» **WORK INSTRUCTION**: Go through the lines below and tally each one holding "Cuentas". Write only the total.

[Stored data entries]
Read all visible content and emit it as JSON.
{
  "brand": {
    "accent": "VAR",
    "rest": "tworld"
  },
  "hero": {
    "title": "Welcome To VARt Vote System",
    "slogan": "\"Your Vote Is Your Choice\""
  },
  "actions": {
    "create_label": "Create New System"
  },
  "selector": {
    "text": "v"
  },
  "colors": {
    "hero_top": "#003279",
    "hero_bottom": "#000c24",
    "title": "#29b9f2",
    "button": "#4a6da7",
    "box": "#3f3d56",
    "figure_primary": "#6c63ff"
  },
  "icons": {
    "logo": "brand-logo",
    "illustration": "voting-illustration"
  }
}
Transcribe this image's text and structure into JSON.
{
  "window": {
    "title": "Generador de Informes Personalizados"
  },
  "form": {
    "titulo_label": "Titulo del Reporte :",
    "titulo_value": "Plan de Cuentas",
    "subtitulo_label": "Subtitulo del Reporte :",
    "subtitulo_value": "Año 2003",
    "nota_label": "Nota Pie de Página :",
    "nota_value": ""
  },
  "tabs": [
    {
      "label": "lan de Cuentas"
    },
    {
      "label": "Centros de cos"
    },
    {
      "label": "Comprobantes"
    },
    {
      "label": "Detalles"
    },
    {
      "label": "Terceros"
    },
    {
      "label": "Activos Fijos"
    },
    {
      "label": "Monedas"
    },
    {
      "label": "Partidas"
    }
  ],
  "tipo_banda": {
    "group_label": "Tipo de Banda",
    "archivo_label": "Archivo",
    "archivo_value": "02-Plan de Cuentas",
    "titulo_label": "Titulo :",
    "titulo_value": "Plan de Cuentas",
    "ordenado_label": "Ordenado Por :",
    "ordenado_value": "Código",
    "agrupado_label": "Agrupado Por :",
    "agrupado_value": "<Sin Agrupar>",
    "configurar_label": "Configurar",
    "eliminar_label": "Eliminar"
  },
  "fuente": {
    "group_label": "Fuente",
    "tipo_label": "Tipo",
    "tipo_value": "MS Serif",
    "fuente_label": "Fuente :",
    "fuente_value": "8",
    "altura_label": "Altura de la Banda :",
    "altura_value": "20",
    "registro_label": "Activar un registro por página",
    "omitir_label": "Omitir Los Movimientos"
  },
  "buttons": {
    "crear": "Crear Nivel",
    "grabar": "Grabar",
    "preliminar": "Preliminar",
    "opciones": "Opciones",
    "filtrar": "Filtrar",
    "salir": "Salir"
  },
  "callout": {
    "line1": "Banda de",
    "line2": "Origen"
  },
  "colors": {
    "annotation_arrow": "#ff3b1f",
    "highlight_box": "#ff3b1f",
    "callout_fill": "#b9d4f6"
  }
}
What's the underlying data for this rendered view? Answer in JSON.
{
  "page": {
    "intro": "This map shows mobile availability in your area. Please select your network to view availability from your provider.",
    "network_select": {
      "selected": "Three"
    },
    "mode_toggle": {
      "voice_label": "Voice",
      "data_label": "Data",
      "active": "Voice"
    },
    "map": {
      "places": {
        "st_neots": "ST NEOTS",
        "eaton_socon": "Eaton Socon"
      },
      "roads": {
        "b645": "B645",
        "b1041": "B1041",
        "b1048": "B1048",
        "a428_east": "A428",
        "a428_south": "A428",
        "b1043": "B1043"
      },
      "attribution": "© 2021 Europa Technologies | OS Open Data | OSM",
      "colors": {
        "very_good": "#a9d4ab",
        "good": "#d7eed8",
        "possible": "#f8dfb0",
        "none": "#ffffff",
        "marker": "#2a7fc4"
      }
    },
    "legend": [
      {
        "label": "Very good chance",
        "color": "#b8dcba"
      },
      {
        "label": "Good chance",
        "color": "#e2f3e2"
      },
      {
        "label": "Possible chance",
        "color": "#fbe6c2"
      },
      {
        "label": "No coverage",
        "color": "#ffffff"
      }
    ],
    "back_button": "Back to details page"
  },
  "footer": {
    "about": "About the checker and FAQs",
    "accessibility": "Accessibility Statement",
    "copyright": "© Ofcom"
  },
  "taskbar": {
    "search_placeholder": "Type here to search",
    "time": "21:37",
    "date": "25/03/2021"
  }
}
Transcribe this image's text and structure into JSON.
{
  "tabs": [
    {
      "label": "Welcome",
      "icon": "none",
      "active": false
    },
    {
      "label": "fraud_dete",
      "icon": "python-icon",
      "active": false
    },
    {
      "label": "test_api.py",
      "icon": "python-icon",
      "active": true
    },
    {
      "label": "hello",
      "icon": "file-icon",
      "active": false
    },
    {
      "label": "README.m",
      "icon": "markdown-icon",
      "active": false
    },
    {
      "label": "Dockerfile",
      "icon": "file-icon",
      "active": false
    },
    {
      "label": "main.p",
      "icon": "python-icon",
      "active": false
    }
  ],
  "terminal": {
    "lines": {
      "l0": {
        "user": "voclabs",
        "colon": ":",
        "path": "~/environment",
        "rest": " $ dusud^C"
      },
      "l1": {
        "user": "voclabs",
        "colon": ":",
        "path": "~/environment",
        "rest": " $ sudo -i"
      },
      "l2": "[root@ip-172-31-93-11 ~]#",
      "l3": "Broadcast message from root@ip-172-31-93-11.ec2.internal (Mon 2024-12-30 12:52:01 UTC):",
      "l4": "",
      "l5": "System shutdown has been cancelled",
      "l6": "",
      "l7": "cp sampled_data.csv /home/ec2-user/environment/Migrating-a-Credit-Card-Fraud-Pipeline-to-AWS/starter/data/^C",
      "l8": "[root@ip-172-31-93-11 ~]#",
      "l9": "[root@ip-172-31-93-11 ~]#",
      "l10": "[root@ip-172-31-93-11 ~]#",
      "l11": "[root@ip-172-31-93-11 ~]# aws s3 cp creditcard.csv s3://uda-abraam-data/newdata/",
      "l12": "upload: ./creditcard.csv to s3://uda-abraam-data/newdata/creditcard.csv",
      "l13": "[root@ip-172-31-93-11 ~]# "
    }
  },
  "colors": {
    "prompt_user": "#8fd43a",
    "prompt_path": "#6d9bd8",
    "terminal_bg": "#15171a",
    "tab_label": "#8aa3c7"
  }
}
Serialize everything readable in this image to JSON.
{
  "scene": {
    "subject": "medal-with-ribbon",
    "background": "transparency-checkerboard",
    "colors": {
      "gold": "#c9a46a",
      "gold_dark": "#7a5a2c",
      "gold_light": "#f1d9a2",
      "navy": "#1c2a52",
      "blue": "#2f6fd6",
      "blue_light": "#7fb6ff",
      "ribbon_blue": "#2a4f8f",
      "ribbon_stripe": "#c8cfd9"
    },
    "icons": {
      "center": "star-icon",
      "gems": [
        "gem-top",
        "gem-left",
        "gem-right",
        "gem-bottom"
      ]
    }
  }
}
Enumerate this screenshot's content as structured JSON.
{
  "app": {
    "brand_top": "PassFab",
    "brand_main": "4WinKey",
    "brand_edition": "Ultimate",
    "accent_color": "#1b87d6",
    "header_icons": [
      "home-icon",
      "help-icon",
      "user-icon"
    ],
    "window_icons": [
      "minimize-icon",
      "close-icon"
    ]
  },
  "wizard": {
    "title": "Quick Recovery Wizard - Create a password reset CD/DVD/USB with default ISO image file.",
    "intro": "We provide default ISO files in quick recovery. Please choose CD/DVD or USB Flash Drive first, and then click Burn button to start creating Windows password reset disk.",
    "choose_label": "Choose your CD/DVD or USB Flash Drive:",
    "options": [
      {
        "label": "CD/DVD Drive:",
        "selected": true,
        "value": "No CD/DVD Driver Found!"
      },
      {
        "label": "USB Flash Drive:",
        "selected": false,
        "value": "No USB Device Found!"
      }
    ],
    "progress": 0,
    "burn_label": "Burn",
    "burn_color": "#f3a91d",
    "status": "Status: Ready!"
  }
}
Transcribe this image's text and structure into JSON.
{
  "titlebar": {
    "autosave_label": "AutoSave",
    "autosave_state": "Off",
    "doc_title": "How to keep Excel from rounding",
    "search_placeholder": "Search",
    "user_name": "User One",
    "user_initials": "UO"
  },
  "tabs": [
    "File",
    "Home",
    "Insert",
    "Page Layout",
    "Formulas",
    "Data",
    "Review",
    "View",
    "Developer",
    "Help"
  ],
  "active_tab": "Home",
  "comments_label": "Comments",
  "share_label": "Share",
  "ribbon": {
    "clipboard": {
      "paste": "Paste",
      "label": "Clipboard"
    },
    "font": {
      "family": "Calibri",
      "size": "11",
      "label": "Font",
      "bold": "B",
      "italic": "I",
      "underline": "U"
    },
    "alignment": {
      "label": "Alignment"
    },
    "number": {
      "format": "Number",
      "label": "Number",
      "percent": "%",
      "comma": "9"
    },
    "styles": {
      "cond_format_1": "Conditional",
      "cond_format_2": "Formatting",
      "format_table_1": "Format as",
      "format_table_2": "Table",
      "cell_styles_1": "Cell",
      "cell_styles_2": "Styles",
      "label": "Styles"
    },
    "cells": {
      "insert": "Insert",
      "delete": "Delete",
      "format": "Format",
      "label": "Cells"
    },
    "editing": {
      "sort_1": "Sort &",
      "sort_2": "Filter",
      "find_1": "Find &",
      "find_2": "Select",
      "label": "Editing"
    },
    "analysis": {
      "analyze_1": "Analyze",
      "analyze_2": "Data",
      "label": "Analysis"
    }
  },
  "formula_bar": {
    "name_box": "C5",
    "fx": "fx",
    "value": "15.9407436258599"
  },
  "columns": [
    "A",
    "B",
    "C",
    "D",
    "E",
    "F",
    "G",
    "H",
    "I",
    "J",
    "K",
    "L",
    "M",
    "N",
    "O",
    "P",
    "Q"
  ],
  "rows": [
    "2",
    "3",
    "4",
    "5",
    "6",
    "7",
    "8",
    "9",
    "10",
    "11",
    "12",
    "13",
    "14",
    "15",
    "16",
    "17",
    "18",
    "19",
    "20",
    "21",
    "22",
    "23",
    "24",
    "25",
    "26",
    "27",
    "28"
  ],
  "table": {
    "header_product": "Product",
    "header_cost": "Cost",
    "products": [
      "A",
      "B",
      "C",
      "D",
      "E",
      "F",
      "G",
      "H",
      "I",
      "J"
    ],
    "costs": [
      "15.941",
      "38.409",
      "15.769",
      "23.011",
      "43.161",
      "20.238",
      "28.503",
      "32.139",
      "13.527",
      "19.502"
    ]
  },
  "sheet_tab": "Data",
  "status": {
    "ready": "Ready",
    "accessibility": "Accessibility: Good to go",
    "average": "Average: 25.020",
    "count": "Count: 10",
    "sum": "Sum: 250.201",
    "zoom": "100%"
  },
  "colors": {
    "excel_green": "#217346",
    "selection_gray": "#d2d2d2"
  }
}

» **WORKED SOLUTION**: 4